"We were very happy for Dan because we always knew that one day he was going to do something big. He had to do his own thing, of course, but when he left we didn't know what would happen to the band. It was going to be difficult to pick up the pieces. But we did it, and we actually got bigger in Central PA partly with Dan's help. He wrote and produced some of our music, including our single 'Rock and Roll Woman,' which I sang. Also, Larry Swartzwelder had rejoined the band on guitar. We were disappointed that the song didn't take off outside the area, but we continued playing it live and people loved it. We also stayed in touch with Dan, so it wasn't like we parted and never saw or spoke to one another again. But yeah, we were kind of worried."
Dan & Greg Johnson on Joe Cocker's "Unchain My Heart" Album
"I graduated from John Harris High School in 1970, a couple of years after Dan, and we kept in touch for most of that time. I never approached him about doing anything musically, but when he started to work on Joe Cocker's 'Unchain My Heart' album, I told him I'd love to hear some of the material. He'd already heard me play with the Middleton Brothers at Hummelstown Tavern, and he liked what I did, so he consulted with his writing and producing partner Charlie Midnight and I wound up playing on two cuts on the album.
"In July 1987 I went up to his house and studio in Westport, Connecticut and played organ on one track ['Satisfied'] and piano on another ['Trust In Me']. I was really nervous about playing in front of Joe, but he gave me as much encouragement as Dan did, which was really nice. Joe's like an old road warrior. Very cool. We'd do a take, and when I'd play a particular phrase that he liked he'd say, 'I need more of that.' They were trying to get the performance out of me that they wanted, which is what producers do. I'm certain Dan could have found a studio musician in New York to do the same thing, so it was a really nice gesture on his part."

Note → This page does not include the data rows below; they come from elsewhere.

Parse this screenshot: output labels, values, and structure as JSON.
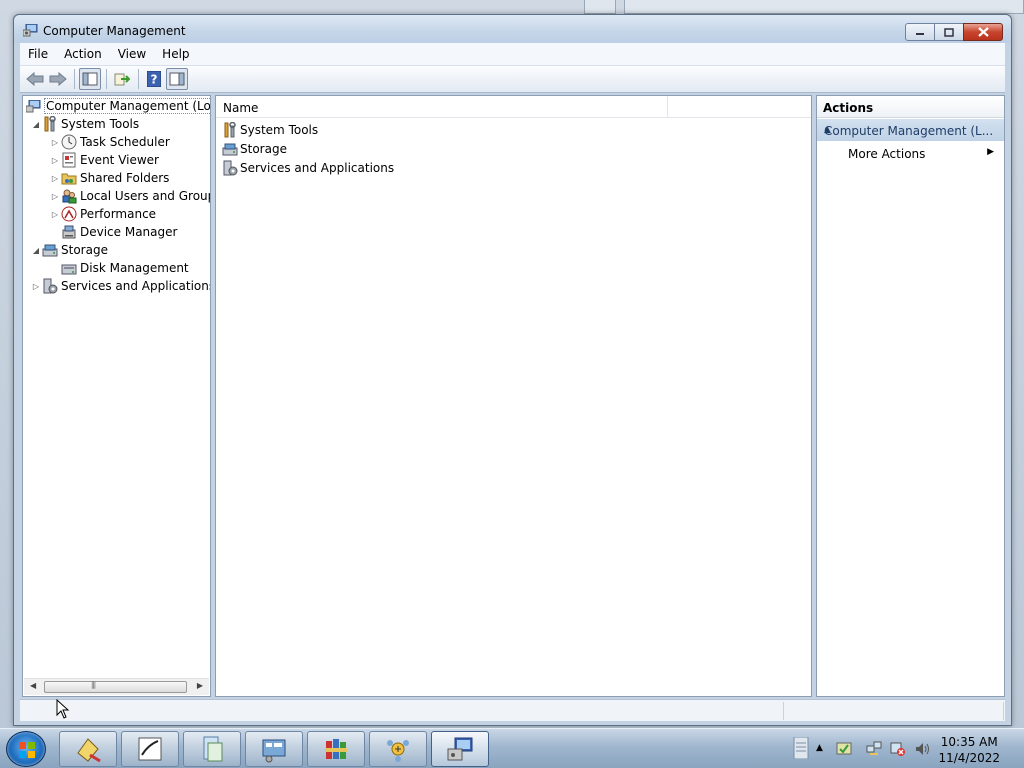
{
  "window": {
    "title": "Computer Management"
  },
  "menu": [
    "File",
    "Action",
    "View",
    "Help"
  ],
  "tree": {
    "root": "Computer Management (Local",
    "items": [
      {
        "label": "System Tools"
      },
      {
        "label": "Task Scheduler"
      },
      {
        "label": "Event Viewer"
      },
      {
        "label": "Shared Folders"
      },
      {
        "label": "Local Users and Groups"
      },
      {
        "label": "Performance"
      },
      {
        "label": "Device Manager"
      },
      {
        "label": "Storage"
      },
      {
        "label": "Disk Management"
      },
      {
        "label": "Services and Applications"
      }
    ]
  },
  "list": {
    "column_name": "Name",
    "rows": [
      "System Tools",
      "Storage",
      "Services and Applications"
    ]
  },
  "actions": {
    "header": "Actions",
    "section": "Computer Management (L...",
    "items": [
      "More Actions"
    ]
  },
  "clock": {
    "time": "10:35 AM",
    "date": "11/4/2022"
  },
  "colors": {
    "accent": "#1f6fc0",
    "section_bg": "#c9d9ec"
  }
}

"Greg and I have been friends for a long time. He's one of the only people in the area that I had a lot in common with music-wise. Between him and [former Legend] Larry Sadler, they always had the pulse of what was happening in Harrisburg. So Greg was one of the guys I'd call up when I'd go home.
"When I saw the Middleton Brothers, I thought they were really good for that traditional bluesy kind of thing. And I liked Greg's playing a lot. I thought it was really cool. So when we were starting Joe Cocker's album, I told my partner, 'Ya know, there's this guy who plays keyboards in this band down in Harrisburg, and he would fit in really well.' Greg said he was so nervous when he came to the studio, but Joe really enjoyed it. Greg told me afterwards, 'I was so nervous that I thought Joe would freak out and leave the room!' I said, 'No, you played great! Why would he do that?' It was funny."